WHAT THE TASK REQUIRES -
Some lines in the listing may contain the word "true". Say how many, with the number alone.
********
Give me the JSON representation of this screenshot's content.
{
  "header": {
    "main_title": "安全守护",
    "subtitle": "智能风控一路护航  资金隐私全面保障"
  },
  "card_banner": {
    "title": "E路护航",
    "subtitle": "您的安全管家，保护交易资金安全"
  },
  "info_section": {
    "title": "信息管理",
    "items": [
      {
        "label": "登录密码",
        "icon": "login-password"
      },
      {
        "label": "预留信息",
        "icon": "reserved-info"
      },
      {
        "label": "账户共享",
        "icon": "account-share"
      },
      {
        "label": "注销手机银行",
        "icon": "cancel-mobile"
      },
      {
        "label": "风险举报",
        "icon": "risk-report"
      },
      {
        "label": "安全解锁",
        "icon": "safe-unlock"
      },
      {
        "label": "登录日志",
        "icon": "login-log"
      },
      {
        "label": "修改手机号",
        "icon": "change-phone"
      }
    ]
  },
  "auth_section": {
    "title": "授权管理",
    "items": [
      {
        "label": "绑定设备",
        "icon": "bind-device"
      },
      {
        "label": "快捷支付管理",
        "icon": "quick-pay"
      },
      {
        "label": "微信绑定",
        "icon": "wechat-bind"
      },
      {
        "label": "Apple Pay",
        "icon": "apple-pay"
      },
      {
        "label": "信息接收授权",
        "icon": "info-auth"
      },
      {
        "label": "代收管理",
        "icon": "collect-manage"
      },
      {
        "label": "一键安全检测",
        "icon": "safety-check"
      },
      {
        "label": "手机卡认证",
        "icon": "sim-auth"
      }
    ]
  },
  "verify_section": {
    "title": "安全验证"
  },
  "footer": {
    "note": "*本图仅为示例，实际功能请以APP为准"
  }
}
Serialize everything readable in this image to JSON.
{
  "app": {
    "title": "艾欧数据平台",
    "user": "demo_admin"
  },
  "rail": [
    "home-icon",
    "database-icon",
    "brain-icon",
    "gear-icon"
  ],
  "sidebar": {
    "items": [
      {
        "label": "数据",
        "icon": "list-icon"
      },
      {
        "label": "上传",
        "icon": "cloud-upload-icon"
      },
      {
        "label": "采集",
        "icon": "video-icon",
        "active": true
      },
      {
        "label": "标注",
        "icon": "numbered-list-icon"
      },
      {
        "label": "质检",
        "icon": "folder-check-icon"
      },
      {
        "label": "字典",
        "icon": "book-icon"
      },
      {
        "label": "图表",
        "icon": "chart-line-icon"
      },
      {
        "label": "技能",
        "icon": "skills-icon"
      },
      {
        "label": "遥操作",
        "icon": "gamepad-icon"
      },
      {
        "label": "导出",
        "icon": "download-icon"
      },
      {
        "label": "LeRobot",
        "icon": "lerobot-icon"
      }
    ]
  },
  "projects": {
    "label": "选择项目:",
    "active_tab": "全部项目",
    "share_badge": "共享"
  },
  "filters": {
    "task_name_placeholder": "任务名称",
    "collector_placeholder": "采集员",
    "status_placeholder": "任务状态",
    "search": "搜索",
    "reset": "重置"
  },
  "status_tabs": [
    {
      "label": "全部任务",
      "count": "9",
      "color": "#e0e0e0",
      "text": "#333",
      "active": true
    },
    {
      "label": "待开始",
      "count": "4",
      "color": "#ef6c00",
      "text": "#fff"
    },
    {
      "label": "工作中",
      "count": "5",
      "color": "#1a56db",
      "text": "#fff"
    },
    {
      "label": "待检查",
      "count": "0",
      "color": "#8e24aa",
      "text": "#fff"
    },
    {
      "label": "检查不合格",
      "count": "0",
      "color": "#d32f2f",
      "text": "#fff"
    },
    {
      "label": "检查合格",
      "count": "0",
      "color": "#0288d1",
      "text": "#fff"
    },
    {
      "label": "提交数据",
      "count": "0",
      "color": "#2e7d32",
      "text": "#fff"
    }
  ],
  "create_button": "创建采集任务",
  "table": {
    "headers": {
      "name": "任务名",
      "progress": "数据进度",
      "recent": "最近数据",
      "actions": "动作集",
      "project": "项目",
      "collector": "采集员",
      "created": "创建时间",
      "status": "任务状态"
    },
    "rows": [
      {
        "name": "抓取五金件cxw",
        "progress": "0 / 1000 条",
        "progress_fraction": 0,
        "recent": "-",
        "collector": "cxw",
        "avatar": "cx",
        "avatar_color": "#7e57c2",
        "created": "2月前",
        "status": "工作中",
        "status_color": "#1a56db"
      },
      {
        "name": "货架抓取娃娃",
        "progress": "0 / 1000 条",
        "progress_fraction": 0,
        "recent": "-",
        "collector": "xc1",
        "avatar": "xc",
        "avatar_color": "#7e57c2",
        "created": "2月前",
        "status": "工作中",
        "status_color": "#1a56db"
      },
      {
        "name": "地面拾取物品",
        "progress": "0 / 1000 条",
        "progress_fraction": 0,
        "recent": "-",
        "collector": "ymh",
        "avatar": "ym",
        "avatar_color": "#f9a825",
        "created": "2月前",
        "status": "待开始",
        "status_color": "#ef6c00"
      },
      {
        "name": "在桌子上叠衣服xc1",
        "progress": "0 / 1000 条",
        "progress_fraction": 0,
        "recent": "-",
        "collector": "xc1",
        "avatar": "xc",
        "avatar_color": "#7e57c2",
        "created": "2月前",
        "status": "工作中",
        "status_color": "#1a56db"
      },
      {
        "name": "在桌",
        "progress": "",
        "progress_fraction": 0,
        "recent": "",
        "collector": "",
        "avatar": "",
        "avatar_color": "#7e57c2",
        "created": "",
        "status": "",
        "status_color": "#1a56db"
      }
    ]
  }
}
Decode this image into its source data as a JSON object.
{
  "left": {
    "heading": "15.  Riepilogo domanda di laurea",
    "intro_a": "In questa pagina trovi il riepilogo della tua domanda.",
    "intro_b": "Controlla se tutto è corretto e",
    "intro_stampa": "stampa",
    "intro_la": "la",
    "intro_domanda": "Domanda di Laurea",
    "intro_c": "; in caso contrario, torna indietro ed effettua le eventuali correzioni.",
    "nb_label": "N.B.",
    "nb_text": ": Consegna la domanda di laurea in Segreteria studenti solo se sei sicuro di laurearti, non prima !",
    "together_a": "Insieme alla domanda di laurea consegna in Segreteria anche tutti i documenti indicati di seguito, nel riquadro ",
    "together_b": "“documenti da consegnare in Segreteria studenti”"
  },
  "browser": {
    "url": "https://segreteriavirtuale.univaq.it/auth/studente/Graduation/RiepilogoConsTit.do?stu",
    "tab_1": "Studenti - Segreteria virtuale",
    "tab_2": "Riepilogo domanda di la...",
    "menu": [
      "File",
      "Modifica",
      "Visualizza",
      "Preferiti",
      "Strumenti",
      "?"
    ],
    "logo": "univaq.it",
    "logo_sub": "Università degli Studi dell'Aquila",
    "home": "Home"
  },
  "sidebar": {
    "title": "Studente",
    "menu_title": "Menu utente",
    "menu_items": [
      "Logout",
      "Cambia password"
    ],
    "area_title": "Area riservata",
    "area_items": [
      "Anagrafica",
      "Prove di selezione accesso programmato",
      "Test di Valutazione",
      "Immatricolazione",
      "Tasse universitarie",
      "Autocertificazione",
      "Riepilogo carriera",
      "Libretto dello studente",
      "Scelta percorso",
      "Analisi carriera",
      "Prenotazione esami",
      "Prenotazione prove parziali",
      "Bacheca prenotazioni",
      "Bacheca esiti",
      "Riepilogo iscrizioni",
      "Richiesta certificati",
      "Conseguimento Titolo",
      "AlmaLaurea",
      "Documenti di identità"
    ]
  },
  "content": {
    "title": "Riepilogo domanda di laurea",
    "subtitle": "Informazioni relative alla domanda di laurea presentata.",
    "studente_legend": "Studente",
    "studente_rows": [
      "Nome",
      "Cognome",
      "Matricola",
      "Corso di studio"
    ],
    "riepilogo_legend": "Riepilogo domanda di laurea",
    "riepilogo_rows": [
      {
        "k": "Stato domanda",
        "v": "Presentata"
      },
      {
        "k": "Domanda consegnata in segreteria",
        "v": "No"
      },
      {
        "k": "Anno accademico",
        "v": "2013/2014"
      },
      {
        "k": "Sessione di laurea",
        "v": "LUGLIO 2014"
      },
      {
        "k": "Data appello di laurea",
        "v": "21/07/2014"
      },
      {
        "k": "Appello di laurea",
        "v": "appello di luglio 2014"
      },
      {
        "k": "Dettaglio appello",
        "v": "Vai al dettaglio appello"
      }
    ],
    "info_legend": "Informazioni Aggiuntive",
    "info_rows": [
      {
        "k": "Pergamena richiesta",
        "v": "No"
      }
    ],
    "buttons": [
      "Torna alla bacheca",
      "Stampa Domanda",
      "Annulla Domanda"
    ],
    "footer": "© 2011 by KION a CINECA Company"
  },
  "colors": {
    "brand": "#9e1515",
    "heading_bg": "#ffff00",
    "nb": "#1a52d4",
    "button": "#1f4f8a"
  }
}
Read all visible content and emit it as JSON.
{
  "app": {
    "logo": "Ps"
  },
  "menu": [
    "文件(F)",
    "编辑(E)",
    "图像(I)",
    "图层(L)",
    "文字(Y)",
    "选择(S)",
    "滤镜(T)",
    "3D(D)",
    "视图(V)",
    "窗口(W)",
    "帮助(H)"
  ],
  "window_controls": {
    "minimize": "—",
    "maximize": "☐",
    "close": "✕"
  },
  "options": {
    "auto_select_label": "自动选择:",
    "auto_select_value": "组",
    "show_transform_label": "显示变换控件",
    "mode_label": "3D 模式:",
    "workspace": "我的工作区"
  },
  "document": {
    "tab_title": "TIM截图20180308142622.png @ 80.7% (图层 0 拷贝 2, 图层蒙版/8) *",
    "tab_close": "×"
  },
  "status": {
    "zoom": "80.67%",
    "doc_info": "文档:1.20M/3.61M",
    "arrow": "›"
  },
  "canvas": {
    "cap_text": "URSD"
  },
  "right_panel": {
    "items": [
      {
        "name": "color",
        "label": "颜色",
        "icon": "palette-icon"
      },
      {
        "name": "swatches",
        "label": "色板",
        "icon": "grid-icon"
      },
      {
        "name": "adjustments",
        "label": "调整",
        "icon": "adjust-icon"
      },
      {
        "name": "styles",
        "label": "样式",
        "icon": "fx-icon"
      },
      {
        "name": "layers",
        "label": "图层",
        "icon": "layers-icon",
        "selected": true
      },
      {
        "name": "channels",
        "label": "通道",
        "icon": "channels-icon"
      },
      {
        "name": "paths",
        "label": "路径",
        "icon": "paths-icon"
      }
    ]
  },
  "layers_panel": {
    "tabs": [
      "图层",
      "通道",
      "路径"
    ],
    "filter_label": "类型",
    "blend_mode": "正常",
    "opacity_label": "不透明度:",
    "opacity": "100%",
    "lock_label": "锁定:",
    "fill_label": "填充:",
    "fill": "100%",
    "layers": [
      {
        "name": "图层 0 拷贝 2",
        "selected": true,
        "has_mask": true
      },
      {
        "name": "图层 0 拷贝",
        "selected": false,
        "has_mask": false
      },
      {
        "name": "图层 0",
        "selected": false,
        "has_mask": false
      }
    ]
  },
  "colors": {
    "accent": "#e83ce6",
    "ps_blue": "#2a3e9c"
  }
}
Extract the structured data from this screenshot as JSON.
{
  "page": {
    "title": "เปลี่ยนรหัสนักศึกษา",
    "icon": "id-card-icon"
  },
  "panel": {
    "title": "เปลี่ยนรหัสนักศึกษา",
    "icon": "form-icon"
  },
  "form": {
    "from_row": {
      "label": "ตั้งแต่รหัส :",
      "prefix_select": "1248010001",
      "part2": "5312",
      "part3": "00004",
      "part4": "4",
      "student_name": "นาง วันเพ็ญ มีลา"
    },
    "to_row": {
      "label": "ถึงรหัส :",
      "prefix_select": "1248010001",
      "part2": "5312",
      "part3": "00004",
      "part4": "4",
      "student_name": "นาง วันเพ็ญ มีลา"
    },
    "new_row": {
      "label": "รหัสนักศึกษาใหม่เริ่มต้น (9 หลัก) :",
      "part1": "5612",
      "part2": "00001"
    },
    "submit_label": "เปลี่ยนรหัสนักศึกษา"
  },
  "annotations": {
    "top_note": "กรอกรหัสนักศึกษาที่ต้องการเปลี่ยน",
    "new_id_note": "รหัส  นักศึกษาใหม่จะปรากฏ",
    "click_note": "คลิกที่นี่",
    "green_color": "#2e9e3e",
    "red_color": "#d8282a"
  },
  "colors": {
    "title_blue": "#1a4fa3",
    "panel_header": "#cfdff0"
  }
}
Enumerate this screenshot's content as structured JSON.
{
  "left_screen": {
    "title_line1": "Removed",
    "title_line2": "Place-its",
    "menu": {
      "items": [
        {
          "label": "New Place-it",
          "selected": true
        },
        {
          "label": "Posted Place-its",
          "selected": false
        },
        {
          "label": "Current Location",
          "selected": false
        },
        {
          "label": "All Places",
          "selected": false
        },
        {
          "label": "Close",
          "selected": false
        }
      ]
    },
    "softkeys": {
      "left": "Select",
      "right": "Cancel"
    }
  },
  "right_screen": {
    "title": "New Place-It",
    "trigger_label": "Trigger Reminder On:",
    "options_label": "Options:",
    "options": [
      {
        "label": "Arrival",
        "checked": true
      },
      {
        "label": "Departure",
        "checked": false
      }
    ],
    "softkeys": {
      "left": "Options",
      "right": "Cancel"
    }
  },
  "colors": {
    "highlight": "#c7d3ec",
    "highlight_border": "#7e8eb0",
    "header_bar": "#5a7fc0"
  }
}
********
RESPONSE TO THIS EXERCISE -
7